The double dactyl is aptly described on the jacket of this new anthology as “a devilish amalgam of rhyme, meter, name-dropping and pure nonsense,” but editors Daniel Groves and Greg Williamson have somehow persuaded the likes of X. J. Kennedy, J. D. McClatchy, Kim Bridgford, Caki Wilkinson, Andrew Hudgins and Charles Martin to contribute their efforts to this new anthology, conceived as a follow-up to the original Jiggery-Pokery anthology compiled by the inventors of the form, Anthony Hecht and John Hollander. Also included are three of my own poems, along with several by my good friend A. M. Juster.
Read Midge Goldberg’s response to A. M. Juster’s new volume of poems and translations in The Claremont Review of Books.
Okay, this essay, published in The Literateur, speaks favorably of a friend’s book for which I happened to write a blurb—but all of that aside, the review is an entertainment in itself: read it just for the fun of it!
8:30 M Breakfast with the Poets: Four Powow River Poets with new books, Bill Coyle, David Davis, Nancy Bailey Miller, and Anton Yakovlev, along with special guest, David Berman.
10 AM Deft with a Dagger: A. M. Juster & Alexandra Oliver. You’ll die laughing.
11 AM The Play of Thought: Deborah Warren & Dan Brown. “Wit” has meant different things at different times. My favorite definition is from the 17th century: “Natural Wit consisteth in two things: Celerity in Imagining (that is, swift succession of one thought to another), and steddy direction to some approved end.” Here are two of our wittiest contemporaries.
1 PM Imagination Without Pretense: Kevin Carey & Midge Goldberg. William Wordsworth would have loved these two poets, who write about “incidents and situations from common life” in “language really used by men [and women].” That’s probably what makes them both favorites of Garrision Keillor as well.
2 PM Licensed by the Muse: James Matthew Wilson & Catherine Chandler. In a time when many poets declare themselves “liberated” not only from meter and rhyme but even from punctuation and the rules of grammar, these two poets have devoted themselves to the study and practice of Engish verse technique, tapping into a creative wellspring over 700 years old. Theirs is truly “roots” music!
3 PM Master Craftsmen: Robert Shaw & Robert Mezey. Robert Mezey has been accused of “an unyielding poetic integrity;” Robert Shaw would plead guilty of the same offense. That may explain why these two excellent poets have stayed out of the spotlight despite lifetimes of high literary achievement. Like skilled burglars, their focus is not on getting attention but on getting the job done.
You really have to give yourself the pleasure of reading A.M. Juster’s review of The Hatred of Poetry by Ben Lerner, a book that Juster finds “self-indulgent, intellectually lazy, and bizarrely unfocused.” Read more at The Claremont Review of Books.

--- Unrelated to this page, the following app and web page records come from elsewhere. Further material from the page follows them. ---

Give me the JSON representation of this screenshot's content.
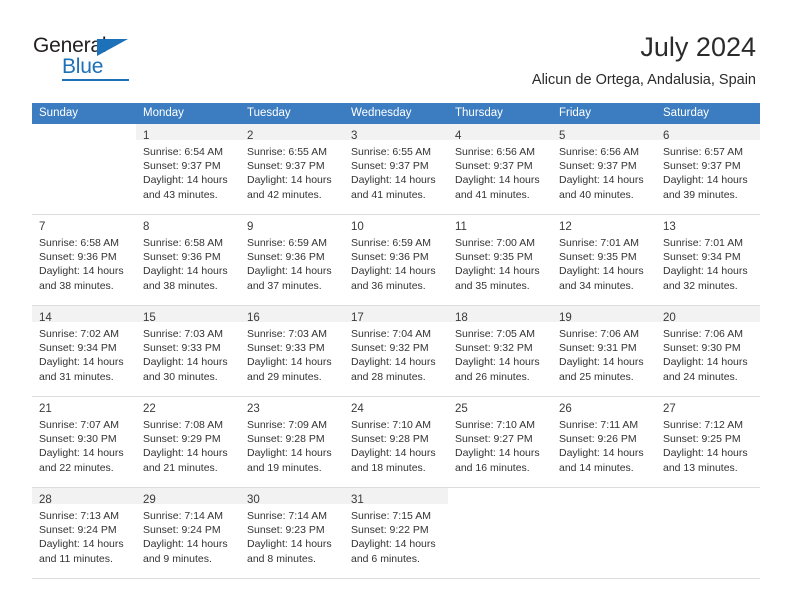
{
  "brand": {
    "name_part1": "General",
    "name_part2": "Blue",
    "triangle_icon": "triangle-icon",
    "accent_color": "#1d71b8"
  },
  "header": {
    "title": "July 2024",
    "subtitle": "Alicun de Ortega, Andalusia, Spain"
  },
  "calendar": {
    "header_bg": "#3b7dc0",
    "weekdays": [
      "Sunday",
      "Monday",
      "Tuesday",
      "Wednesday",
      "Thursday",
      "Friday",
      "Saturday"
    ],
    "weeks": [
      [
        {
          "day": "",
          "lines": []
        },
        {
          "day": "1",
          "lines": [
            "Sunrise: 6:54 AM",
            "Sunset: 9:37 PM",
            "Daylight: 14 hours",
            "and 43 minutes."
          ]
        },
        {
          "day": "2",
          "lines": [
            "Sunrise: 6:55 AM",
            "Sunset: 9:37 PM",
            "Daylight: 14 hours",
            "and 42 minutes."
          ]
        },
        {
          "day": "3",
          "lines": [
            "Sunrise: 6:55 AM",
            "Sunset: 9:37 PM",
            "Daylight: 14 hours",
            "and 41 minutes."
          ]
        },
        {
          "day": "4",
          "lines": [
            "Sunrise: 6:56 AM",
            "Sunset: 9:37 PM",
            "Daylight: 14 hours",
            "and 41 minutes."
          ]
        },
        {
          "day": "5",
          "lines": [
            "Sunrise: 6:56 AM",
            "Sunset: 9:37 PM",
            "Daylight: 14 hours",
            "and 40 minutes."
          ]
        },
        {
          "day": "6",
          "lines": [
            "Sunrise: 6:57 AM",
            "Sunset: 9:37 PM",
            "Daylight: 14 hours",
            "and 39 minutes."
          ]
        }
      ],
      [
        {
          "day": "7",
          "lines": [
            "Sunrise: 6:58 AM",
            "Sunset: 9:36 PM",
            "Daylight: 14 hours",
            "and 38 minutes."
          ]
        },
        {
          "day": "8",
          "lines": [
            "Sunrise: 6:58 AM",
            "Sunset: 9:36 PM",
            "Daylight: 14 hours",
            "and 38 minutes."
          ]
        },
        {
          "day": "9",
          "lines": [
            "Sunrise: 6:59 AM",
            "Sunset: 9:36 PM",
            "Daylight: 14 hours",
            "and 37 minutes."
          ]
        },
        {
          "day": "10",
          "lines": [
            "Sunrise: 6:59 AM",
            "Sunset: 9:36 PM",
            "Daylight: 14 hours",
            "and 36 minutes."
          ]
        },
        {
          "day": "11",
          "lines": [
            "Sunrise: 7:00 AM",
            "Sunset: 9:35 PM",
            "Daylight: 14 hours",
            "and 35 minutes."
          ]
        },
        {
          "day": "12",
          "lines": [
            "Sunrise: 7:01 AM",
            "Sunset: 9:35 PM",
            "Daylight: 14 hours",
            "and 34 minutes."
          ]
        },
        {
          "day": "13",
          "lines": [
            "Sunrise: 7:01 AM",
            "Sunset: 9:34 PM",
            "Daylight: 14 hours",
            "and 32 minutes."
          ]
        }
      ],
      [
        {
          "day": "14",
          "lines": [
            "Sunrise: 7:02 AM",
            "Sunset: 9:34 PM",
            "Daylight: 14 hours",
            "and 31 minutes."
          ]
        },
        {
          "day": "15",
          "lines": [
            "Sunrise: 7:03 AM",
            "Sunset: 9:33 PM",
            "Daylight: 14 hours",
            "and 30 minutes."
          ]
        },
        {
          "day": "16",
          "lines": [
            "Sunrise: 7:03 AM",
            "Sunset: 9:33 PM",
            "Daylight: 14 hours",
            "and 29 minutes."
          ]
        },
        {
          "day": "17",
          "lines": [
            "Sunrise: 7:04 AM",
            "Sunset: 9:32 PM",
            "Daylight: 14 hours",
            "and 28 minutes."
          ]
        },
        {
          "day": "18",
          "lines": [
            "Sunrise: 7:05 AM",
            "Sunset: 9:32 PM",
            "Daylight: 14 hours",
            "and 26 minutes."
          ]
        },
        {
          "day": "19",
          "lines": [
            "Sunrise: 7:06 AM",
            "Sunset: 9:31 PM",
            "Daylight: 14 hours",
            "and 25 minutes."
          ]
        },
        {
          "day": "20",
          "lines": [
            "Sunrise: 7:06 AM",
            "Sunset: 9:30 PM",
            "Daylight: 14 hours",
            "and 24 minutes."
          ]
        }
      ],
      [
        {
          "day": "21",
          "lines": [
            "Sunrise: 7:07 AM",
            "Sunset: 9:30 PM",
            "Daylight: 14 hours",
            "and 22 minutes."
          ]
        },
        {
          "day": "22",
          "lines": [
            "Sunrise: 7:08 AM",
            "Sunset: 9:29 PM",
            "Daylight: 14 hours",
            "and 21 minutes."
          ]
        },
        {
          "day": "23",
          "lines": [
            "Sunrise: 7:09 AM",
            "Sunset: 9:28 PM",
            "Daylight: 14 hours",
            "and 19 minutes."
          ]
        },
        {
          "day": "24",
          "lines": [
            "Sunrise: 7:10 AM",
            "Sunset: 9:28 PM",
            "Daylight: 14 hours",
            "and 18 minutes."
          ]
        },
        {
          "day": "25",
          "lines": [
            "Sunrise: 7:10 AM",
            "Sunset: 9:27 PM",
            "Daylight: 14 hours",
            "and 16 minutes."
          ]
        },
        {
          "day": "26",
          "lines": [
            "Sunrise: 7:11 AM",
            "Sunset: 9:26 PM",
            "Daylight: 14 hours",
            "and 14 minutes."
          ]
        },
        {
          "day": "27",
          "lines": [
            "Sunrise: 7:12 AM",
            "Sunset: 9:25 PM",
            "Daylight: 14 hours",
            "and 13 minutes."
          ]
        }
      ],
      [
        {
          "day": "28",
          "lines": [
            "Sunrise: 7:13 AM",
            "Sunset: 9:24 PM",
            "Daylight: 14 hours",
            "and 11 minutes."
          ]
        },
        {
          "day": "29",
          "lines": [
            "Sunrise: 7:14 AM",
            "Sunset: 9:24 PM",
            "Daylight: 14 hours",
            "and 9 minutes."
          ]
        },
        {
          "day": "30",
          "lines": [
            "Sunrise: 7:14 AM",
            "Sunset: 9:23 PM",
            "Daylight: 14 hours",
            "and 8 minutes."
          ]
        },
        {
          "day": "31",
          "lines": [
            "Sunrise: 7:15 AM",
            "Sunset: 9:22 PM",
            "Daylight: 14 hours",
            "and 6 minutes."
          ]
        },
        {
          "day": "",
          "lines": []
        },
        {
          "day": "",
          "lines": []
        },
        {
          "day": "",
          "lines": []
        }
      ]
    ]
  }
}
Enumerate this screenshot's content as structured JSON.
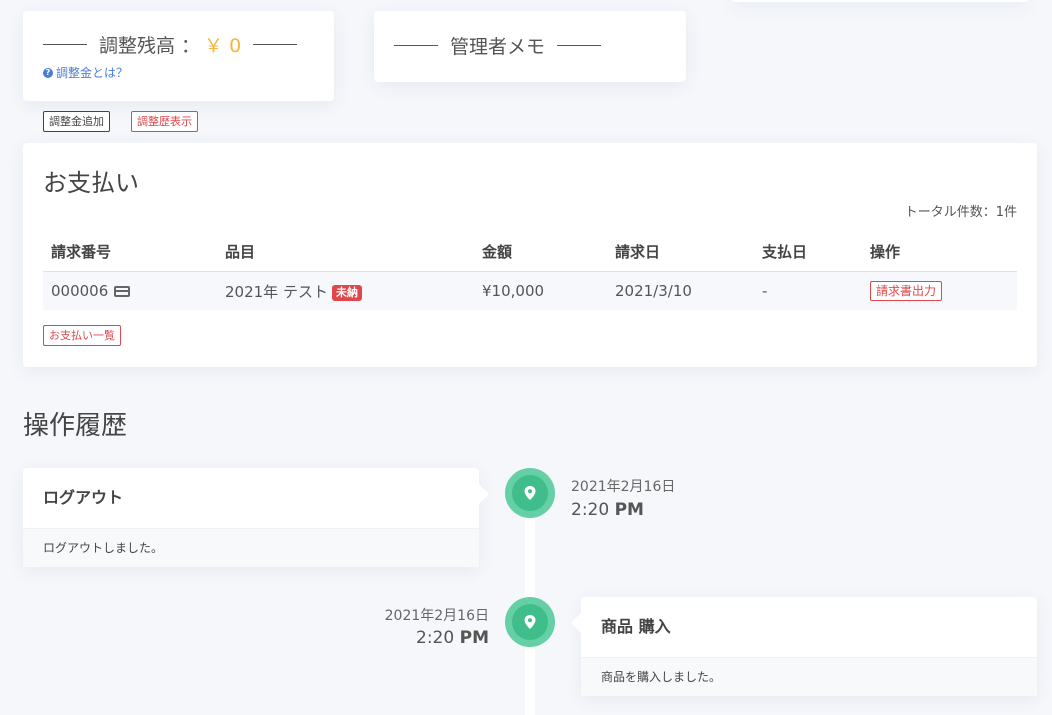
{
  "adjust": {
    "title": "調整残高 ：",
    "amount": "￥ 0",
    "help_link": "調整金とは？",
    "add_button": "調整金追加",
    "history_button": "調整歴表示"
  },
  "memo": {
    "title": "管理者メモ"
  },
  "payments": {
    "title": "お支払い",
    "total": "トータル件数：1件",
    "columns": [
      "請求番号",
      "品目",
      "金額",
      "請求日",
      "支払日",
      "操作"
    ],
    "rows": [
      {
        "invoice_no": "000006",
        "item": "2021年 テスト",
        "status_badge": "未納",
        "amount": "¥10,000",
        "invoice_date": "2021/3/10",
        "paid_date": "-",
        "action": "請求書出力"
      }
    ],
    "list_button": "お支払い一覧"
  },
  "history": {
    "title": "操作履歴",
    "events": [
      {
        "title": "ログアウト",
        "desc": "ログアウトしました。",
        "date": "2021年2月16日",
        "time": "2:20",
        "ampm": "PM"
      },
      {
        "title": "商品 購入",
        "desc": "商品を購入しました。",
        "date": "2021年2月16日",
        "time": "2:20",
        "ampm": "PM"
      }
    ]
  },
  "icons": {
    "card": "credit-card-icon",
    "pin": "map-pin-icon",
    "help": "question-circle-icon"
  },
  "colors": {
    "accent_amount": "#f5b63d",
    "danger": "#e0474c",
    "link": "#4a7dd6",
    "timeline": "#3fbd8b"
  }
}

I’m afraid the title of this post sounds like a description of the nightly news, but I am referring to Micah Mattix’s review of A. M. Juster’s new book of poetry, Sleaze & Slander, which deserves the high praise Mattix gives it.
We were blessed with another idyllic weekend this year in Derry, New Hampshire, where the second annual Frost Farm took place June 17-19. One of the participants, Cal Johnson, managed to capture the readings on Friday evening without disrupting the proceedings! (Thanks, Cal!) Here is a link to the “Faculty Reading,” which features the four workshop directors each reading three poems. You’ll hear Deborah Warren read first, followed by myself, A. M. Juster and Midge Goldberg, in that order.